- _ASSIGNMENT_: Restate the following records word for word without images.

BEGIN TASK INPUT

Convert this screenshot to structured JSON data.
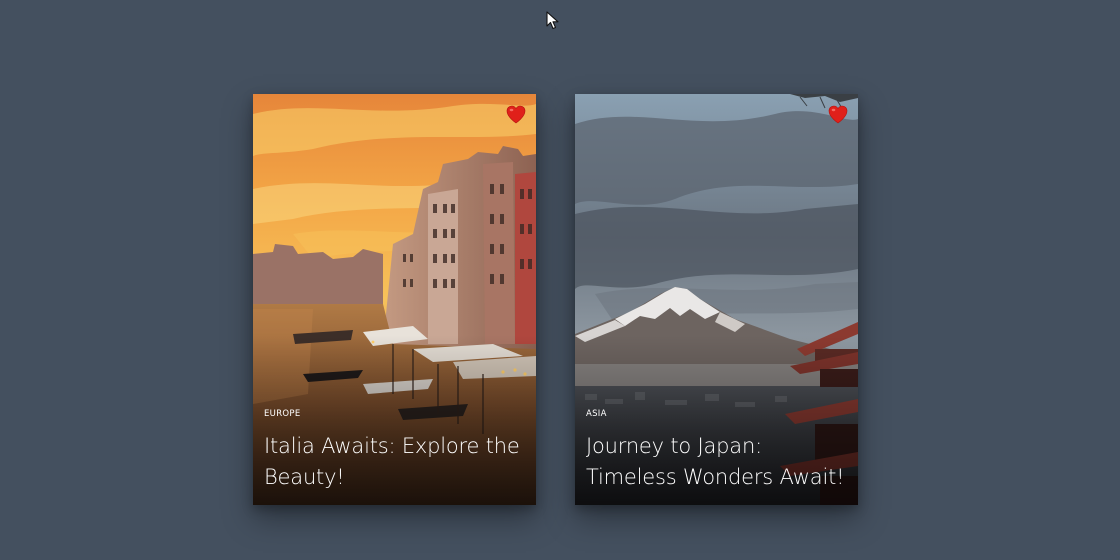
{
  "cards": [
    {
      "category": "EUROPE",
      "title": "Italia Awaits: Explore the Beauty!",
      "image_icon": "venice-canal-photo",
      "favorite_icon": "heart-icon",
      "favorite_color": "#e0201a"
    },
    {
      "category": "ASIA",
      "title": "Journey to Japan: Timeless Wonders Await!",
      "image_icon": "mount-fuji-photo",
      "favorite_icon": "heart-icon",
      "favorite_color": "#e0201a"
    }
  ],
  "colors": {
    "background": "#44505f",
    "text": "#ffffff"
  }
}
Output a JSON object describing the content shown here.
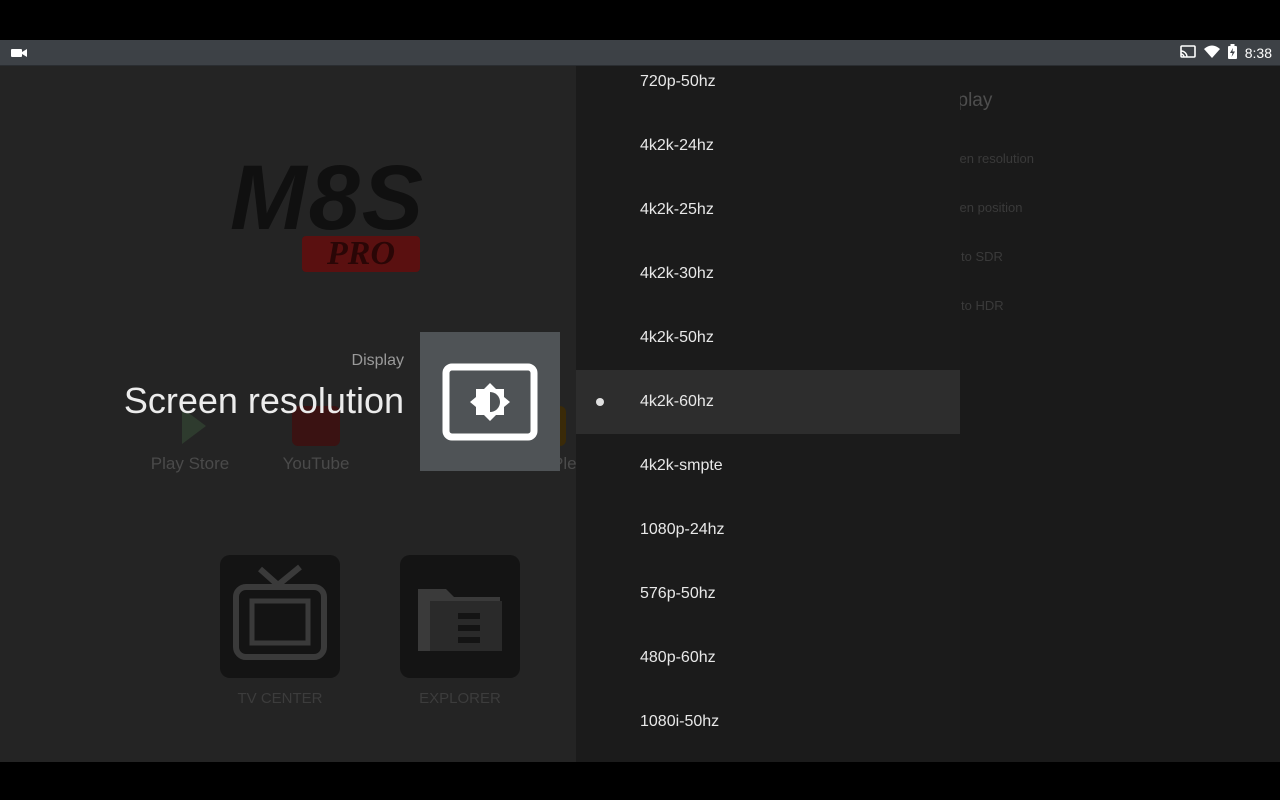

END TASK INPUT

- _RESPONSE_:
Convert this screenshot to structured JSON data.
{
  "cards": [
    {
      "category": "EUROPE",
      "title": "Italia Awaits: Explore the Beauty!",
      "image_icon": "venice-canal-photo",
      "favorite_icon": "heart-icon",
      "favorite_color": "#e0201a"
    },
    {
      "category": "ASIA",
      "title": "Journey to Japan: Timeless Wonders Await!",
      "image_icon": "mount-fuji-photo",
      "favorite_icon": "heart-icon",
      "favorite_color": "#e0201a"
    }
  ],
  "colors": {
    "background": "#44505f",
    "text": "#ffffff"
  }
}
Output a JSON object describing the content shown here.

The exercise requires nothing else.